If a line in the material below holds the string "不透明度", tally it, then give the tally alone.

Supplied material
---*---

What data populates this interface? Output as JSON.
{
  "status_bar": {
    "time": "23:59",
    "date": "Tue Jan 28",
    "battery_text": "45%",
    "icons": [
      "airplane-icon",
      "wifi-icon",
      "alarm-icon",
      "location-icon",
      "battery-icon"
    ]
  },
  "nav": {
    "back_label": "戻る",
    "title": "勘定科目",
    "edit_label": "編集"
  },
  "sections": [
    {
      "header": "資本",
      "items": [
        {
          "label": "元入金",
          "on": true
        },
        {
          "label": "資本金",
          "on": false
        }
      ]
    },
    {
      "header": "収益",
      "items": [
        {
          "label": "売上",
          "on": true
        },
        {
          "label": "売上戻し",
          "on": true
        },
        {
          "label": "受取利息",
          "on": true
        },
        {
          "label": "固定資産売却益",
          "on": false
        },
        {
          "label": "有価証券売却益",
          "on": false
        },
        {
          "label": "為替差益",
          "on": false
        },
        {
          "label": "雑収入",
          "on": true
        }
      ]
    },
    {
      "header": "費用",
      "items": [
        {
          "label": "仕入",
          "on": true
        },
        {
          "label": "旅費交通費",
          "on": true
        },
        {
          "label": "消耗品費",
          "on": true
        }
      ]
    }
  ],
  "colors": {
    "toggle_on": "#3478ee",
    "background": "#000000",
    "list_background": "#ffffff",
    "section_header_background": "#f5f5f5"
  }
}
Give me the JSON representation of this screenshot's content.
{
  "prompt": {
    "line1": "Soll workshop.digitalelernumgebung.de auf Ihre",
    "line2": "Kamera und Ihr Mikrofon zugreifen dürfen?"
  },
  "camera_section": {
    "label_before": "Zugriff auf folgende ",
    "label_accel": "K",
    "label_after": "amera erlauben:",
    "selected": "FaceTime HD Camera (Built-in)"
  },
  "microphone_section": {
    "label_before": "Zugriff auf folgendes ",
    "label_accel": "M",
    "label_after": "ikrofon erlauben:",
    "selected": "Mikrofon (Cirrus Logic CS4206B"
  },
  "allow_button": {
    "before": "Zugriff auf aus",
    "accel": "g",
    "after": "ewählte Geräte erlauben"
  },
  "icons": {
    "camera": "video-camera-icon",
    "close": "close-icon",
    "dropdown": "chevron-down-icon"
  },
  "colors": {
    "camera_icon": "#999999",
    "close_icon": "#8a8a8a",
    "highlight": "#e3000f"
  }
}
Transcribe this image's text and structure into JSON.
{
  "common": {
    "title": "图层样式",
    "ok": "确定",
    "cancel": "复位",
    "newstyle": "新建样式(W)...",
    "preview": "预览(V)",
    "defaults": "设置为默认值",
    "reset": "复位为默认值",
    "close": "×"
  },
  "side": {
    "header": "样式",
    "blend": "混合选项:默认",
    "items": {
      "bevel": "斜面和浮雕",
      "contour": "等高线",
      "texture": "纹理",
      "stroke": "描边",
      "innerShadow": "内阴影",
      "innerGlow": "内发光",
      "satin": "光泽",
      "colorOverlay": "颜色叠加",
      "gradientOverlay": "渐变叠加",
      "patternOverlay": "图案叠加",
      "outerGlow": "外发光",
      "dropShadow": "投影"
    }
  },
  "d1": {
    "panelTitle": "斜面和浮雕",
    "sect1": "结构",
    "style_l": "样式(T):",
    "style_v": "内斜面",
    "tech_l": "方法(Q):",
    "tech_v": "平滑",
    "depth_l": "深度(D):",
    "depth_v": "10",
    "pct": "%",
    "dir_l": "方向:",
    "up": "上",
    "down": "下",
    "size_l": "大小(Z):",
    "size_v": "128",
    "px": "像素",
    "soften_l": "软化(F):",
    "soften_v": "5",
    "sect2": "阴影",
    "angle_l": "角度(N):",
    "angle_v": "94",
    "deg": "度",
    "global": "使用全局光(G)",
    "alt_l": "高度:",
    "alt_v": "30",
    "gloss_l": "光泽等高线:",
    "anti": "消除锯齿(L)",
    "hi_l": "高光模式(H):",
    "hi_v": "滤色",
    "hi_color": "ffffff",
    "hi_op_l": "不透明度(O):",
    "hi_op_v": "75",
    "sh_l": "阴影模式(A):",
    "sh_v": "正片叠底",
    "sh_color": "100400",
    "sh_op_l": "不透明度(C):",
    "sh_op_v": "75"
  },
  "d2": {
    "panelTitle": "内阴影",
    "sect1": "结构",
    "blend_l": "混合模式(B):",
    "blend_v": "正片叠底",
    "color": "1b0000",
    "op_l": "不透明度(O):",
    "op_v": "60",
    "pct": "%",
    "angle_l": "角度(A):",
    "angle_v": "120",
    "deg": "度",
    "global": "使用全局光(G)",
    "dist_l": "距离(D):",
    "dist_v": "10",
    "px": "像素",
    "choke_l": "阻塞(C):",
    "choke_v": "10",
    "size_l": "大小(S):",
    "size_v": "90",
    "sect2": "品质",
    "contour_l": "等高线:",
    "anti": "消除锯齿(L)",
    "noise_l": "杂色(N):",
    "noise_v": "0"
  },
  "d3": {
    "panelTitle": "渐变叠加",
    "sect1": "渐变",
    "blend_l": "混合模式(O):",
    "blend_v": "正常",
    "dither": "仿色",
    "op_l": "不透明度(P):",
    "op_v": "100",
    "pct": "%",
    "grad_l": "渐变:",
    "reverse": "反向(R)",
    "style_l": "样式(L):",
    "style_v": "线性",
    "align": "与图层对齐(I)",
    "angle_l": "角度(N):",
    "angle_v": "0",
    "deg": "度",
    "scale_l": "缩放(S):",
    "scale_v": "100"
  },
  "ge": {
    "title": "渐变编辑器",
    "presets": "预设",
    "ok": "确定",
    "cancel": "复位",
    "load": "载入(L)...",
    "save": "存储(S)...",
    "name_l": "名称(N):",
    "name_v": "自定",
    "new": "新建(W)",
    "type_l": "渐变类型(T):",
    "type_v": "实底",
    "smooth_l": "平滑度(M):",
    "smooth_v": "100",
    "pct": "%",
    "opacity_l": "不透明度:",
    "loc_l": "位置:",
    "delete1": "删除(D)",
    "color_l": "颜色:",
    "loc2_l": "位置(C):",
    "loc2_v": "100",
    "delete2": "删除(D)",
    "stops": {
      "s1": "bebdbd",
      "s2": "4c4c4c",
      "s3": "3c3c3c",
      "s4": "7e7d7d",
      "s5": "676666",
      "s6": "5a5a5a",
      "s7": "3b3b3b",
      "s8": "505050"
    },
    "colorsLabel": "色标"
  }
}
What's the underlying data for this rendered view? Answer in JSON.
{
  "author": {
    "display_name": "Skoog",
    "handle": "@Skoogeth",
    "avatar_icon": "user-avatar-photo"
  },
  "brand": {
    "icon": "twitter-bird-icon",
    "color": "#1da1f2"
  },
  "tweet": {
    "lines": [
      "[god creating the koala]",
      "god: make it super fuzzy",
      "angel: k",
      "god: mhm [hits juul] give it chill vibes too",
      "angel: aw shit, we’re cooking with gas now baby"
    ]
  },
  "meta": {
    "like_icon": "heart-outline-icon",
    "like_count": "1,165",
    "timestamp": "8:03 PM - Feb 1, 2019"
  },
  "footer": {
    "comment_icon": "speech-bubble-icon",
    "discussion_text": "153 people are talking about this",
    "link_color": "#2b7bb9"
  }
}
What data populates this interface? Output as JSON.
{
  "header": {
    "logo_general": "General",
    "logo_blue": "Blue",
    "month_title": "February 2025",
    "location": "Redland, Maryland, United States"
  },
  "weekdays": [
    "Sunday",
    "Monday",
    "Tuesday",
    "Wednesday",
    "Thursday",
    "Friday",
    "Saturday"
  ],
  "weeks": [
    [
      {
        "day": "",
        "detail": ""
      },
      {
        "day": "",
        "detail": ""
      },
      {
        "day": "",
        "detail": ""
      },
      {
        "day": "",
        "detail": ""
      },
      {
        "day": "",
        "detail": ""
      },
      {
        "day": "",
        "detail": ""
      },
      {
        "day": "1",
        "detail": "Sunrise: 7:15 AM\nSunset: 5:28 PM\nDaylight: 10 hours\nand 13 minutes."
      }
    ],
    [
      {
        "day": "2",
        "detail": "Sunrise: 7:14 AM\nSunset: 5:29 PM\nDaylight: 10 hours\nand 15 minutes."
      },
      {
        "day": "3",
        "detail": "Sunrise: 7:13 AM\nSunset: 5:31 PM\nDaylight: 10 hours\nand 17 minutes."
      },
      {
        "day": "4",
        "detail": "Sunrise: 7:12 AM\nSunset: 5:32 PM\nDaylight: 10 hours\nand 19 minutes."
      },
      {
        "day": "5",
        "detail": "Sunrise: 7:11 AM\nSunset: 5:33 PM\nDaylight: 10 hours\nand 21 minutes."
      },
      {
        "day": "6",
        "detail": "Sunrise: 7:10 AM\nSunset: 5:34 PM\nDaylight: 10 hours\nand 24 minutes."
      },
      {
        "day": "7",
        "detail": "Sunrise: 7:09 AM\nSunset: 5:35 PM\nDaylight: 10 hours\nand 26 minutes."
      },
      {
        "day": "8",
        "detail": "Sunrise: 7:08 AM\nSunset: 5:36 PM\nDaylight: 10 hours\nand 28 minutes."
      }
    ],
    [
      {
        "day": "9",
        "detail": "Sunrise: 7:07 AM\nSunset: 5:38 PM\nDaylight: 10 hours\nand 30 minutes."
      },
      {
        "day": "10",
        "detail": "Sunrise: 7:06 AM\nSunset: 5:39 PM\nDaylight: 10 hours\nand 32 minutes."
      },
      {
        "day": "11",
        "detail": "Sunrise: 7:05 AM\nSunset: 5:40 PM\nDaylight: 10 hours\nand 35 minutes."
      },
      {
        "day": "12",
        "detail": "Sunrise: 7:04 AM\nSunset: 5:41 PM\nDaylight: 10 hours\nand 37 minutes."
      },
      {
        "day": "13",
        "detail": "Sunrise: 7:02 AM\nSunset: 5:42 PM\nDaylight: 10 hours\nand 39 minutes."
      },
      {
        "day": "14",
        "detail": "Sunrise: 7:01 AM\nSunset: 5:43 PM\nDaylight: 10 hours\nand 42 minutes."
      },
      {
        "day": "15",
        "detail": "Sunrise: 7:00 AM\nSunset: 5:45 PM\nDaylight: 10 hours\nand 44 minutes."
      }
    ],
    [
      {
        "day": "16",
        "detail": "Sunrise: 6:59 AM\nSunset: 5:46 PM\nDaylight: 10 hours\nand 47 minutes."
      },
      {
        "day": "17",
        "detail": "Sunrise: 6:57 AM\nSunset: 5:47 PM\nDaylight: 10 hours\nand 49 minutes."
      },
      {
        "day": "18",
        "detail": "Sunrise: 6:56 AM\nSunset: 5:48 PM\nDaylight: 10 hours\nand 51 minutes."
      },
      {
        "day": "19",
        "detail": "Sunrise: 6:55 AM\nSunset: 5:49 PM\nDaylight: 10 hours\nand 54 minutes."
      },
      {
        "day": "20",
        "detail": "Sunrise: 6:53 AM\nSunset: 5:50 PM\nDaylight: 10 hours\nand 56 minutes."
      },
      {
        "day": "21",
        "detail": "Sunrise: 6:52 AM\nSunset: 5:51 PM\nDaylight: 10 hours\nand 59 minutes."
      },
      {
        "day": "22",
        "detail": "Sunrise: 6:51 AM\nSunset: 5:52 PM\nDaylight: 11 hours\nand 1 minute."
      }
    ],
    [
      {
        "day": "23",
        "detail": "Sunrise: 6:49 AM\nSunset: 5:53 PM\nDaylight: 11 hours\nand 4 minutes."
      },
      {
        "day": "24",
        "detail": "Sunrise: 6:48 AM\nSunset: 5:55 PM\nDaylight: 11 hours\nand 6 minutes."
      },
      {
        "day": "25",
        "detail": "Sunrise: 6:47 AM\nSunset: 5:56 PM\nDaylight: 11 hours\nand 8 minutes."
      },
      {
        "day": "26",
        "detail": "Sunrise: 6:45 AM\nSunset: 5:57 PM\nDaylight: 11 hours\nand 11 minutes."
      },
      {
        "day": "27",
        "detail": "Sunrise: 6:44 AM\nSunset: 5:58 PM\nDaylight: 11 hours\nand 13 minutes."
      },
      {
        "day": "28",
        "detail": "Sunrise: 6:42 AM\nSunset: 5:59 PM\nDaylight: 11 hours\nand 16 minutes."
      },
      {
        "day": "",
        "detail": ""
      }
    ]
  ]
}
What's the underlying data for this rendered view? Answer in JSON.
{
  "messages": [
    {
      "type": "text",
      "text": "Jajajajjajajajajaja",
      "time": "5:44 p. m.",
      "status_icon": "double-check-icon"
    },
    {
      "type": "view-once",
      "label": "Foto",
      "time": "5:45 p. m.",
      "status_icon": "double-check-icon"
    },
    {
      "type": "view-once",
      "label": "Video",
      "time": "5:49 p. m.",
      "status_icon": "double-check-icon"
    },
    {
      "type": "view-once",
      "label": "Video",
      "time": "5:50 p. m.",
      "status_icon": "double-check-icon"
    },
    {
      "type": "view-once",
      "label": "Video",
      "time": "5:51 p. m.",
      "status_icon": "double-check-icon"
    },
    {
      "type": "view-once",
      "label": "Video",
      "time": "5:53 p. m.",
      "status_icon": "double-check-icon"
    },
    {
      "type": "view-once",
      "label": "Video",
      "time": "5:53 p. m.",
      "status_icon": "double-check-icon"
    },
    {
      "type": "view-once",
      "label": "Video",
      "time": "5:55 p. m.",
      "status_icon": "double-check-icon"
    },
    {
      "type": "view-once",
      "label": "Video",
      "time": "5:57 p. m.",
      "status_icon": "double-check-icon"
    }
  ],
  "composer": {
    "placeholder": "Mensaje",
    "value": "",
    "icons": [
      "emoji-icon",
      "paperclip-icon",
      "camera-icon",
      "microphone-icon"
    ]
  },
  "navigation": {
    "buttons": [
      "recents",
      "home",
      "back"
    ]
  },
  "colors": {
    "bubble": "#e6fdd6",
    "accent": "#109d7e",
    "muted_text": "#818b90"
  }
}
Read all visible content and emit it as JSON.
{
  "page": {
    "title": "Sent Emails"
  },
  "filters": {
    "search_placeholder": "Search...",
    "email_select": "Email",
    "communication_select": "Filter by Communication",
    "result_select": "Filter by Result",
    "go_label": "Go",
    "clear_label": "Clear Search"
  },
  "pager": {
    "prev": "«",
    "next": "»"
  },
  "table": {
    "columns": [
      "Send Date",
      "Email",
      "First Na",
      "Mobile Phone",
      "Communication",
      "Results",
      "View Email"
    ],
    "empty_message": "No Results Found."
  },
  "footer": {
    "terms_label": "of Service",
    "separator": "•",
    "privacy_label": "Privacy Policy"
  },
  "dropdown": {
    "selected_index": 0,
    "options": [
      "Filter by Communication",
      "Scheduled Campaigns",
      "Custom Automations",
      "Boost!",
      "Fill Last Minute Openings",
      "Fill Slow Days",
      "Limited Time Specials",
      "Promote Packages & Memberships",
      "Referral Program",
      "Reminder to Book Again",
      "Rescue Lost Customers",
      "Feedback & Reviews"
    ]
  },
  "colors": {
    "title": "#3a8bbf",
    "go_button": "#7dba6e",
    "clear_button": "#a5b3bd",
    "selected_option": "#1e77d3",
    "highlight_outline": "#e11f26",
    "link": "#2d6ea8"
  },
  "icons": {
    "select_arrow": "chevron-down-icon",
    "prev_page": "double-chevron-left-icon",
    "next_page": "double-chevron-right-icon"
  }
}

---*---

Response box
5